• **Task item**:
This task calls for copying every line in the data below that contains the word "compare".

• **Dataset excerpts**:
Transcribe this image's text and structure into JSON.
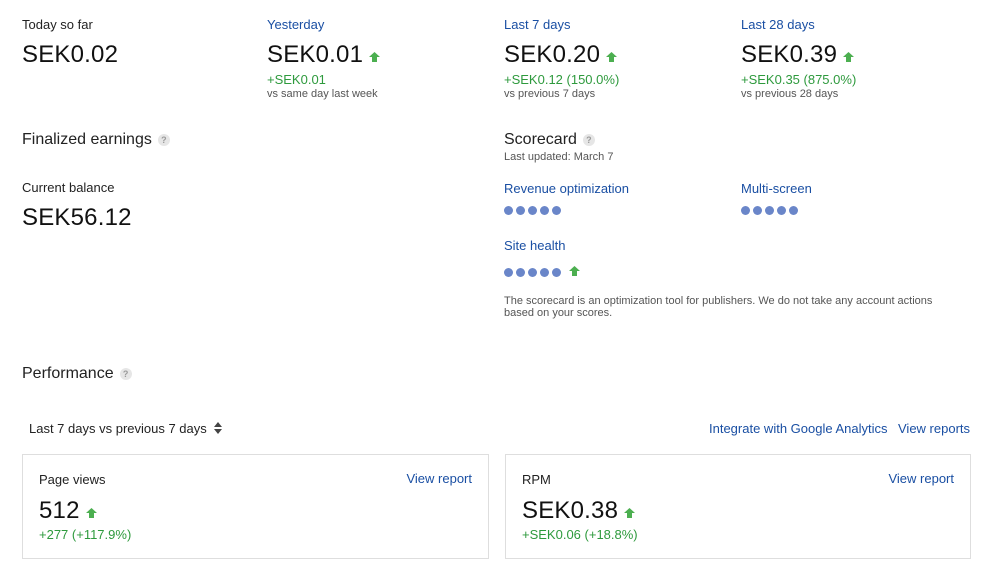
{
  "overview": {
    "today": {
      "label": "Today so far",
      "value": "SEK0.02"
    },
    "yesterday": {
      "label": "Yesterday",
      "value": "SEK0.01",
      "change": "+SEK0.01",
      "compare": "vs same day last week"
    },
    "last7": {
      "label": "Last 7 days",
      "value": "SEK0.20",
      "change": "+SEK0.12 (150.0%)",
      "compare": "vs previous 7 days"
    },
    "last28": {
      "label": "Last 28 days",
      "value": "SEK0.39",
      "change": "+SEK0.35 (875.0%)",
      "compare": "vs previous 28 days"
    }
  },
  "finalized": {
    "title": "Finalized earnings",
    "balance_label": "Current balance",
    "balance_value": "SEK56.12"
  },
  "scorecard": {
    "title": "Scorecard",
    "updated": "Last updated: March 7",
    "revenue_label": "Revenue optimization",
    "revenue_score": 5,
    "multiscreen_label": "Multi-screen",
    "multiscreen_score": 5,
    "site_health_label": "Site health",
    "site_health_score": 5,
    "note": "The scorecard is an optimization tool for publishers. We do not take any account actions based on your scores."
  },
  "performance": {
    "title": "Performance",
    "range": "Last 7 days vs previous 7 days",
    "integrate_link": "Integrate with Google Analytics",
    "view_reports_link": "View reports",
    "cards": [
      {
        "title": "Page views",
        "link": "View report",
        "value": "512",
        "change": "+277 (+117.9%)"
      },
      {
        "title": "RPM",
        "link": "View report",
        "value": "SEK0.38",
        "change": "+SEK0.06 (+18.8%)"
      }
    ]
  },
  "colors": {
    "link": "#1a4fa3",
    "positive": "#2e9a3d",
    "dot": "#6a86c9"
  },
  "icons": {
    "trend": "up-arrow-icon",
    "help": "question-icon",
    "sort": "sort-arrows-icon"
  }
}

• **Answer space**:
      "compare": "vs same day last week"
      "compare": "vs previous 7 days"
      "compare": "vs previous 28 days"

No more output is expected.